And this is the post where I get to demonstrate what a naturally pessimistic person I am.
Yesterday there was genuinely good economic news for typical Americans. The real median household income in the U.S. – the income at which half of American households earn less and half earn more, adjusted for inflation – increased for the first time since the Great Recession. It rose 5.2%from 2014 to 2015 to $56,516. And not only did it rise, but it was the single biggest yearly gain since the Census Bureau started keeping this score. Also, the gains were widespread. Americans at every level of income, every demographic group, and in every region of the country made more money. In fact, more of the gains went to the lower end of the economic spectrum, defying long-term trends. Again, this is all fantastic news.

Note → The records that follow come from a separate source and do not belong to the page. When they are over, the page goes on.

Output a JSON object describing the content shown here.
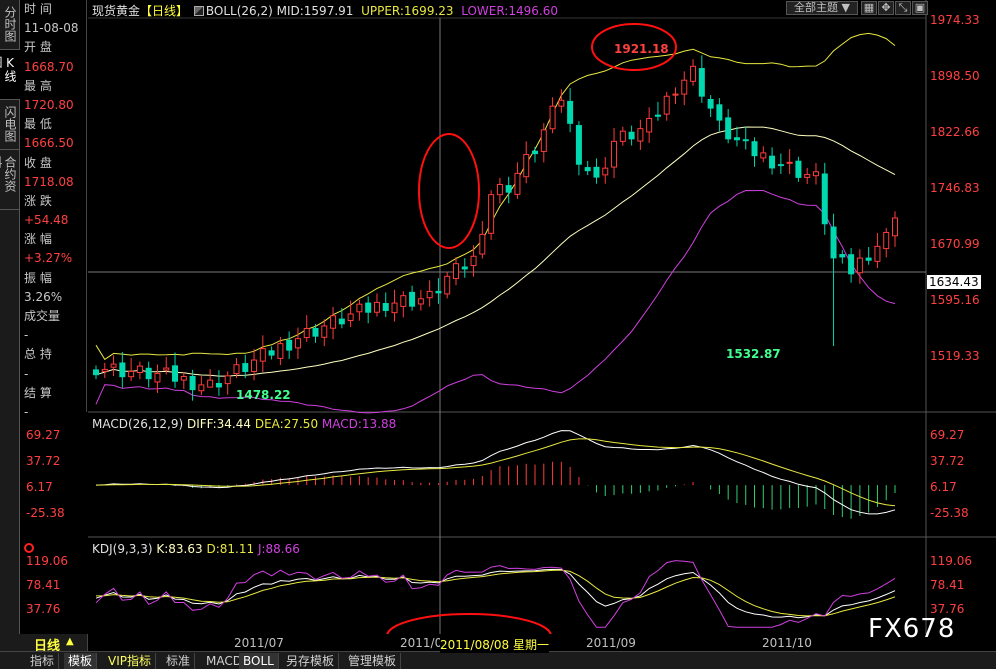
{
  "side_tabs": [
    "分时图",
    "K线图",
    "闪电图",
    "合约资料"
  ],
  "info_panel": {
    "rows": [
      {
        "label": "时 间",
        "value": "11-08-08",
        "color": "w"
      },
      {
        "label": "开 盘",
        "value": "1668.70",
        "color": "r"
      },
      {
        "label": "最 高",
        "value": "1720.80",
        "color": "r"
      },
      {
        "label": "最 低",
        "value": "1666.50",
        "color": "r"
      },
      {
        "label": "收 盘",
        "value": "1718.08",
        "color": "r"
      },
      {
        "label": "涨 跌",
        "value": "+54.48",
        "color": "r"
      },
      {
        "label": "涨 幅",
        "value": "+3.27%",
        "color": "r"
      },
      {
        "label": "振 幅",
        "value": "3.26%",
        "color": "w"
      },
      {
        "label": "成交量",
        "value": "-",
        "color": "w"
      },
      {
        "label": "总 持",
        "value": "-",
        "color": "w"
      },
      {
        "label": "结 算",
        "value": "-",
        "color": "w"
      }
    ]
  },
  "main_legend": {
    "instrument": "现货黄金",
    "period": "【日线】",
    "indicator": "BOLL(26,2)",
    "mid": "MID:1597.91",
    "upper": "UPPER:1699.23",
    "lower": "LOWER:1496.60"
  },
  "theme_select": "全部主题",
  "price_axis": [
    "1974.33",
    "1898.50",
    "1822.66",
    "1746.83",
    "1670.99",
    "1595.16",
    "1519.33"
  ],
  "crosshair_price": "1634.43",
  "annotations": {
    "high": "1921.18",
    "low_right": "1532.87",
    "low_left": "1478.22"
  },
  "macd": {
    "legend": {
      "name": "MACD(26,12,9)",
      "diff": "DIFF:34.44",
      "dea": "DEA:27.50",
      "macd": "MACD:13.88"
    },
    "axis": [
      "69.27",
      "37.72",
      "6.17",
      "-25.38"
    ]
  },
  "kdj": {
    "legend": {
      "name": "KDJ(9,3,3)",
      "k": "K:83.63",
      "d": "D:81.11",
      "j": "J:88.66"
    },
    "axis": [
      "119.06",
      "78.41",
      "37.76"
    ]
  },
  "time_axis": [
    "2011/07",
    "2011/0",
    "2011/09",
    "2011/10"
  ],
  "crosshair_date": "2011/08/08 星期一",
  "period_label": "日线",
  "watermark": "FX678",
  "bottom_tabs": [
    "指标",
    "模板",
    "VIP指标",
    "标准",
    "MACD",
    "BOLL",
    "另存模板",
    "管理模板"
  ],
  "colors": {
    "up": "#ff3b3b",
    "down": "#00d8b0",
    "mid": "#ffffc0",
    "upper": "#e8e840",
    "lower": "#d040e0",
    "circle": "#ff1010"
  }
}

But, put in context, it’s clear how much further we have to go.
First off, this is one year’s worth of data. We need sustained growth in income to dig out the enormous hole most Americans have been in since the Great Recession. The 2015 median income is still 1.6% below what it was in 2007. Looking longer-term, it’s 2.4% below the peak set in 1999. When it comes to the most vulnerable, the bottom 10% of income earners, as Eduardo Porter points out in the New York Times, they are still slightly poorer than they were in 1989. Porter makes this further point about the data, too:
What’s more, changes starting in 2013 in the way the census asks people about their incomes can distort comparisons with previous years. After adjusting the data for these changes, according to Elise Gould of the Economic Policy Institute, the income of American households in the middle of the distribution last year was still 4.6 percent below its level in 2007 and 5.4 percent below where it was in 1999.
Again, much more sustained growth is needed. But I worry that is at risk. We’re seven years into an economic recovery. Hopefully, that does not mean there is a recession around the corner, but the risk is not zero. Also, many Federal Reserve officials just can’t stop talking about raising interest rates, which under the usual pattern, would lead to slower growth. I understand the concerns. Because of insufficient action by the federal and many state governments, the Fed ended up being tasked with fighting off the Great Recession mostly by itself, and it used a variety of extraordinary means to do so. The upshot is the Fed might not have many tools left to fight the next recession when it comes.
Turning to politics – it is an election season, after all – it’s not hard to understand why these number are being celebrated. Donald Trump has built his campaign, in part, on declaring the U.S. economy is swirling cesspool of misery. It turns out – like so much of what he says – to not be true. In the end, I’m uncertain how much direct impact the presidency has on growing the economy. Mostly I think they can avoid hindering it too much. But if you’re inclined to use economic metrics as a way of judging what party should be in power, well, then you should vote for Democrats. But do I really think any of this will really persuade Trump supporters to turn away from him? Sadly, no.